WHAT THE EXERCISE ASKS - Would you restate each line of the data below word for word, without its pictures?

*** DATA Section Begins ***

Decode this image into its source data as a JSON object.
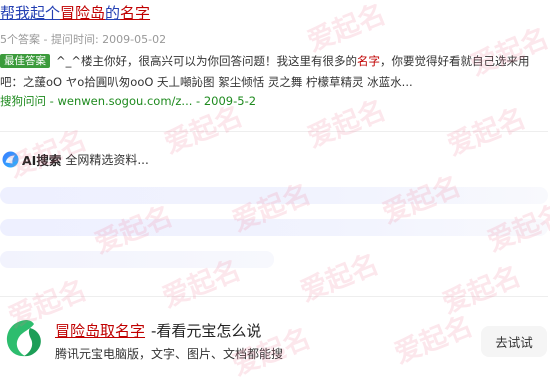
{
  "result": {
    "title_prefix": "帮我起个",
    "title_keyword_1": "冒险岛",
    "title_middle": "的",
    "title_keyword_2": "名字",
    "meta": "5个答案 - 提问时间: 2009-05-02",
    "badge": "最佳答案",
    "snippet_part1": "^_^楼主你好，很高兴可以为你回答问题！我这里有很多的",
    "snippet_keyword": "名字",
    "snippet_part2": "，你要觉得好看就自己选来用吧：之蘐oO ヤo拾圓叭匆ooO 夭丄噸訫图 絮尘倾恬 灵之舞 柠檬草精灵 冰蓝水...",
    "source": "搜狗问问 - wenwen.sogou.com/z... - 2009-5-2"
  },
  "ai": {
    "label": "AI搜索",
    "description": "全网精选资料..."
  },
  "app": {
    "title_keyword": "冒险岛取名字",
    "title_rest": "-看看元宝怎么说",
    "subtitle": "腾讯元宝电脑版，文字、图片、文档都能搜",
    "button_label": "去试试",
    "logo_color": "#2dbd6e"
  },
  "watermark": {
    "text": "爱起名",
    "color": "#f06f8f"
  },
  "colors": {
    "link_blue": "#2440b3",
    "keyword_red": "#c00000",
    "source_green": "#1e8a1e",
    "badge_green": "#3c9b3c"
  }
}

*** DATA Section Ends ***

REPLY TO THE TASK -
Decode this image into its source data as a JSON object.
{
  "result": {
    "title_prefix": "帮我起个",
    "title_keyword_1": "冒险岛",
    "title_middle": "的",
    "title_keyword_2": "名字",
    "meta": "5个答案 - 提问时间: 2009-05-02",
    "badge": "最佳答案",
    "snippet_part1": "^_^楼主你好，很高兴可以为你回答问题！我这里有很多的",
    "snippet_keyword": "名字",
    "snippet_part2": "，你要觉得好看就自己选来用吧：之蘐oO ヤo拾圓叭匆ooO 夭丄噸訫图 絮尘倾恬 灵之舞 柠檬草精灵 冰蓝水...",
    "source": "搜狗问问 - wenwen.sogou.com/z... - 2009-5-2"
  },
  "ai": {
    "label": "AI搜索",
    "description": "全网精选资料..."
  },
  "app": {
    "title_keyword": "冒险岛取名字",
    "title_rest": "-看看元宝怎么说",
    "subtitle": "腾讯元宝电脑版，文字、图片、文档都能搜",
    "button_label": "去试试",
    "logo_color": "#2dbd6e"
  },
  "watermark": {
    "text": "爱起名",
    "color": "#f06f8f"
  },
  "colors": {
    "link_blue": "#2440b3",
    "keyword_red": "#c00000",
    "source_green": "#1e8a1e",
    "badge_green": "#3c9b3c"
  }
}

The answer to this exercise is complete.